Work task: Go through the lines below and copy any that hold the string "JSON".

Records provided:
☆ ☆ ☆

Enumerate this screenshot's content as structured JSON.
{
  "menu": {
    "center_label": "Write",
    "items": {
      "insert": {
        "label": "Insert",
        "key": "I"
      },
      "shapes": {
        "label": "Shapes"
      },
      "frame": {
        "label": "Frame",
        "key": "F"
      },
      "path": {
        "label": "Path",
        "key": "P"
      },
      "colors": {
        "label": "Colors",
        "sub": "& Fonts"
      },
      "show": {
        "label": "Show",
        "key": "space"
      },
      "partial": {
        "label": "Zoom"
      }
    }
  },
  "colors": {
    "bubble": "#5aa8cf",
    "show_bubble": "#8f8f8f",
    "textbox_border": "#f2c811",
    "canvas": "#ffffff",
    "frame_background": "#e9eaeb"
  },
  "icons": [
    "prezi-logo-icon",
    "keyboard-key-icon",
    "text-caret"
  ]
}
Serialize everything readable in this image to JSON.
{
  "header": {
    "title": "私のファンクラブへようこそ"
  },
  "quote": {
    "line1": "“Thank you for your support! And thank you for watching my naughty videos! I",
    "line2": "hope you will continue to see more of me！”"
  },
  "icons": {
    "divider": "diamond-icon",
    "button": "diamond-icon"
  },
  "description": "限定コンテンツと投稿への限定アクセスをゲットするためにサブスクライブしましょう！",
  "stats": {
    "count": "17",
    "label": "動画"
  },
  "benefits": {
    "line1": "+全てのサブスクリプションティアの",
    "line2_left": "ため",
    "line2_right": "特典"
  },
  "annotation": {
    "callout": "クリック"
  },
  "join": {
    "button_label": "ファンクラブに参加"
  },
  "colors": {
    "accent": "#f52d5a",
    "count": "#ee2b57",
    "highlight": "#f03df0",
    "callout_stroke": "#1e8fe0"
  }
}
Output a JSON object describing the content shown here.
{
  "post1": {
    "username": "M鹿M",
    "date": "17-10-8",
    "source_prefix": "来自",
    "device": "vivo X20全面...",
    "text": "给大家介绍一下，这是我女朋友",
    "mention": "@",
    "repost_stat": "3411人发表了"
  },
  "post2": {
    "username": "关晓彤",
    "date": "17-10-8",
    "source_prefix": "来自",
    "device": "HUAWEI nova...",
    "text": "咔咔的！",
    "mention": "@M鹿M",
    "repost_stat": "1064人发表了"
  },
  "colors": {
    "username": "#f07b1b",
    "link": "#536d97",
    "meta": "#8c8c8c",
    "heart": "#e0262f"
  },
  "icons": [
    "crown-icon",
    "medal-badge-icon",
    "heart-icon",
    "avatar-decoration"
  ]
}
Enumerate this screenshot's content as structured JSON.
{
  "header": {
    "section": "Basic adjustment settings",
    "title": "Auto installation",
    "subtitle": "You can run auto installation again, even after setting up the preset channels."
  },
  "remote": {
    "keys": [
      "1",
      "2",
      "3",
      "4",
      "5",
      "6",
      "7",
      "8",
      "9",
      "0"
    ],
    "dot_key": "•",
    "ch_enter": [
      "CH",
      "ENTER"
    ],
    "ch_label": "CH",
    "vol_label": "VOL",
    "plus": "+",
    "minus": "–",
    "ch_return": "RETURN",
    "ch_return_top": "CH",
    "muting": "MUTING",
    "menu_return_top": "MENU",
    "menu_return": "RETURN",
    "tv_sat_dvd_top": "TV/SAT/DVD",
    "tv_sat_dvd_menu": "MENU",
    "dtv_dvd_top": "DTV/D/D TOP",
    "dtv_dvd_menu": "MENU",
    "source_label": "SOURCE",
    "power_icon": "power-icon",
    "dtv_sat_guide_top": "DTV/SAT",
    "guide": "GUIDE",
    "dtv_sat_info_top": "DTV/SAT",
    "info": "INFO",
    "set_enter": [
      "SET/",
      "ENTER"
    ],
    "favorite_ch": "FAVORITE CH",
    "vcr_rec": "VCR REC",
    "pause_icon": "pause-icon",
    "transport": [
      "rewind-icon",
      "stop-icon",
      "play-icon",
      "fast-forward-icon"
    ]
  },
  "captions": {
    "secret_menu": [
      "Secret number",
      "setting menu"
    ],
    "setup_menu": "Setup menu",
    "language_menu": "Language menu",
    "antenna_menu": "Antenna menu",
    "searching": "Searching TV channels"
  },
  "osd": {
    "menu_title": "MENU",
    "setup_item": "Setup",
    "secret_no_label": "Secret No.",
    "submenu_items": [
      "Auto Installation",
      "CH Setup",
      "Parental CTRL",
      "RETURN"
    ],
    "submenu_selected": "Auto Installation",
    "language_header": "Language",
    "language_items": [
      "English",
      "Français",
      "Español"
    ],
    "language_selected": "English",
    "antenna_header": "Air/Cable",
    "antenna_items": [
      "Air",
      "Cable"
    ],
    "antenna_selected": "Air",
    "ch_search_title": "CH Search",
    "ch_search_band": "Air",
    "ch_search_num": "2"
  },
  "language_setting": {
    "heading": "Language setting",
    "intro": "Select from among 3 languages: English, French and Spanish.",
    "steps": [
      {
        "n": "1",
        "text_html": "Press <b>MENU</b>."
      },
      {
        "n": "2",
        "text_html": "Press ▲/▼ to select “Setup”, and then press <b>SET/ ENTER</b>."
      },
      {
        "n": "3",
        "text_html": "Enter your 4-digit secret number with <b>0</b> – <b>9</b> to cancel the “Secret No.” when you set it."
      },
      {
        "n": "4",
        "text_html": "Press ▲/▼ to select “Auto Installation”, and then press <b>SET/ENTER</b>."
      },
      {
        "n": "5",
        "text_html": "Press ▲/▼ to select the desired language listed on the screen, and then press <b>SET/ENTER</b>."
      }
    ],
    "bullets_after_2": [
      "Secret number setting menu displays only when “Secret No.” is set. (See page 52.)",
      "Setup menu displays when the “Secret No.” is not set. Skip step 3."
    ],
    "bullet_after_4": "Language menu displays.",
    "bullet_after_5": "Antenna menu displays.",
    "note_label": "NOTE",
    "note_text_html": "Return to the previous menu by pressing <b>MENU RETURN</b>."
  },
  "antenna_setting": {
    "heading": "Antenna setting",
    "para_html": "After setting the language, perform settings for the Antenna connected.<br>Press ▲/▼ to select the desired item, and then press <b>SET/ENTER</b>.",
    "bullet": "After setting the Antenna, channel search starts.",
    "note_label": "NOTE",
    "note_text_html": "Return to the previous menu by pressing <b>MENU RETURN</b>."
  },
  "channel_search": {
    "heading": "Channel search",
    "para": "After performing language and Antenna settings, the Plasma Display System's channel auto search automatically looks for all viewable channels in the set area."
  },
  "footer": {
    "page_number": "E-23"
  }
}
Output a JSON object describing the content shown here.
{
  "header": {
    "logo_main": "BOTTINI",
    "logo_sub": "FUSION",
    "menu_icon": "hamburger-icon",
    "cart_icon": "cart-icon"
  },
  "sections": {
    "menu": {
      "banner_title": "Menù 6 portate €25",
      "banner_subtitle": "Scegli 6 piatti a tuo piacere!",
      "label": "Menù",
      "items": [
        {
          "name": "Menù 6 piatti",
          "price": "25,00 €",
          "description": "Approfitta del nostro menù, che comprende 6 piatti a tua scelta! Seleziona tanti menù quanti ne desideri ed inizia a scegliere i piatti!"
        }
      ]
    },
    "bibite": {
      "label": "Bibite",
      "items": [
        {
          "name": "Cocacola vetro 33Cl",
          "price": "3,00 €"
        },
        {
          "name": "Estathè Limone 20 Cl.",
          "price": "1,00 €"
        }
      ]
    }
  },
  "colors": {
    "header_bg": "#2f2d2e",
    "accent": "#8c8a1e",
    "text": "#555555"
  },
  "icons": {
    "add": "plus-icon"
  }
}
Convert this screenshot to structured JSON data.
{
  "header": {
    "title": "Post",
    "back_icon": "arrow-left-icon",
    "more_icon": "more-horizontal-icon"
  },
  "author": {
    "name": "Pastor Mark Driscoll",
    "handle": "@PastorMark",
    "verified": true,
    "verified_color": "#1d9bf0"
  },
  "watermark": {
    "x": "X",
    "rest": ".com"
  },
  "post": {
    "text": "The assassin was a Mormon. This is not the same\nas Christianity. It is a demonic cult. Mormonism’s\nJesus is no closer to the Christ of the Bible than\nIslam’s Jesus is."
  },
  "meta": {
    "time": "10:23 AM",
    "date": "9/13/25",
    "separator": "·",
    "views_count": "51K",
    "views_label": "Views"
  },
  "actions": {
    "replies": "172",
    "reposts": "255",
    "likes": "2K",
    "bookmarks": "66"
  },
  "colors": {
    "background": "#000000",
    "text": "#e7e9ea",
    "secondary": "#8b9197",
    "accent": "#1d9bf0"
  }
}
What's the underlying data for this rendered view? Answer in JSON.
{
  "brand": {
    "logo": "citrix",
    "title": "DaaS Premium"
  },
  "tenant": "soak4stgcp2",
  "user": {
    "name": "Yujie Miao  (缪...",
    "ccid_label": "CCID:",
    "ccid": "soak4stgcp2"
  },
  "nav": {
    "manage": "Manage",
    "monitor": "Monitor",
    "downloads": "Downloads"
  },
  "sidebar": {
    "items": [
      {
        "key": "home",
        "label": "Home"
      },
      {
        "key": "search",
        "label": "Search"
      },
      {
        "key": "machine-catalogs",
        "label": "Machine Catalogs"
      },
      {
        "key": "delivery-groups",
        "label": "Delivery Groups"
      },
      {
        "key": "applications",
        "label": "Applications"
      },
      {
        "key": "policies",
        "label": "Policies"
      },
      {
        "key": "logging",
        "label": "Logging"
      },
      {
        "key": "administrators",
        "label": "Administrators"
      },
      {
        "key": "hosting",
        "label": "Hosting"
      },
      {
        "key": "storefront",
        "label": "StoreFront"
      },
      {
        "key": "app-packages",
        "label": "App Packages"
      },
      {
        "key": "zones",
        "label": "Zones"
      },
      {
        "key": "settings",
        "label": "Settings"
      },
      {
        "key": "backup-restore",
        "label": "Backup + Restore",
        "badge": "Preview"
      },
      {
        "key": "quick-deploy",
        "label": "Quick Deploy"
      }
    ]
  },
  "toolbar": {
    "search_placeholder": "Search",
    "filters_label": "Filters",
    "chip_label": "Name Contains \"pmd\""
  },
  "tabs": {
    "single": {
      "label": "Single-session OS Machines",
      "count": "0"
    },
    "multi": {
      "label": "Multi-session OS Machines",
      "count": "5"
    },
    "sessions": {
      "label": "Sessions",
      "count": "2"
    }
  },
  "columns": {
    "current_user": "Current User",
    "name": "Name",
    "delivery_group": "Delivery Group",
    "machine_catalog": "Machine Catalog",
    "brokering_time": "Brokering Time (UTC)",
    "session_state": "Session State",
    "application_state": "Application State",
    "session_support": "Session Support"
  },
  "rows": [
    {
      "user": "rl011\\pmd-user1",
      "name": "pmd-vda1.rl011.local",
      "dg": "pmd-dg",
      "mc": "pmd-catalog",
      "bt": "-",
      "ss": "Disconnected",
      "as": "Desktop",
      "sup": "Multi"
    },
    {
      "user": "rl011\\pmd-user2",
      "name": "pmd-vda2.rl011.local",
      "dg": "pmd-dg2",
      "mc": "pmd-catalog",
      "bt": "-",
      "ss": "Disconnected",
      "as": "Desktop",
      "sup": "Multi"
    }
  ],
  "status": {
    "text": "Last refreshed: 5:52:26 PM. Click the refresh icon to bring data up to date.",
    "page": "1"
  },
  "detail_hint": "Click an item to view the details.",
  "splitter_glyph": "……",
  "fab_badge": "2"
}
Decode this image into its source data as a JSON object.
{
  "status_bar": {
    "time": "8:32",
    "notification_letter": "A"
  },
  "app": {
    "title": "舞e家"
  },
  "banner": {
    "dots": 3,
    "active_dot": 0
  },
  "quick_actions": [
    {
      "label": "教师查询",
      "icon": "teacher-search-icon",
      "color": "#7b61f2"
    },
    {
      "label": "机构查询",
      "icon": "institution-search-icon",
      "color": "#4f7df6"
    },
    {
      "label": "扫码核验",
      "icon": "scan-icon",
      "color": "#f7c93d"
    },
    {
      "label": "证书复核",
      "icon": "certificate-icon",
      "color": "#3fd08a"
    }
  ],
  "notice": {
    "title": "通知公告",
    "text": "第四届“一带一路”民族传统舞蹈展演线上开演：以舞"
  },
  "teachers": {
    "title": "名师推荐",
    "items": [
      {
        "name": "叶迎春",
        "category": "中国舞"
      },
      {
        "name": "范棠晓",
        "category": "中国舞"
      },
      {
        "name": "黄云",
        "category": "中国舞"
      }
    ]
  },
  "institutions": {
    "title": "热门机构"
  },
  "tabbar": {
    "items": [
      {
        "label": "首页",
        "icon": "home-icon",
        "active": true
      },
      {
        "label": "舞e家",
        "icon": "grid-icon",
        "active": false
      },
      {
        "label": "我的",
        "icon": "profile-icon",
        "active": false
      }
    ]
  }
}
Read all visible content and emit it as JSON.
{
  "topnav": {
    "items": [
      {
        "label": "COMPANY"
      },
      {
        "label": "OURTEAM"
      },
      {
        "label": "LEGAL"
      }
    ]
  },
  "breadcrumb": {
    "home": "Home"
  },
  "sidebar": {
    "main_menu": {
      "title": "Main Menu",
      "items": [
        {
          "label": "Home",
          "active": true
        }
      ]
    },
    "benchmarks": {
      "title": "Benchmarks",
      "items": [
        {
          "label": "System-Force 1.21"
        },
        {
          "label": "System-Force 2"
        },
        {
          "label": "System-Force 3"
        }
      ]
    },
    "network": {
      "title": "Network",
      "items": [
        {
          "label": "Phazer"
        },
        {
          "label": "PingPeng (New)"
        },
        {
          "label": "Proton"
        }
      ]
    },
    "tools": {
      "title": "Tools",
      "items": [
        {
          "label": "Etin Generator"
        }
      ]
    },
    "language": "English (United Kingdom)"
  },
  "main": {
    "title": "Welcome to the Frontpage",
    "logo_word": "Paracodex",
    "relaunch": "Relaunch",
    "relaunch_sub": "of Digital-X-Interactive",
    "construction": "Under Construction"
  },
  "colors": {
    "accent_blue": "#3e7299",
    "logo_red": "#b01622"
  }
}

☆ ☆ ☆

Result below:
Enumerate this screenshot's content as structured JSON.
Serialize everything readable in this image to JSON.
Output a JSON object describing the content shown here.
Enumerate this screenshot's content as structured JSON.
Output a JSON object describing the content shown here.
Convert this screenshot to structured JSON data.
What's the underlying data for this rendered view? Answer in JSON.
Decode this image into its source data as a JSON object.
Read all visible content and emit it as JSON.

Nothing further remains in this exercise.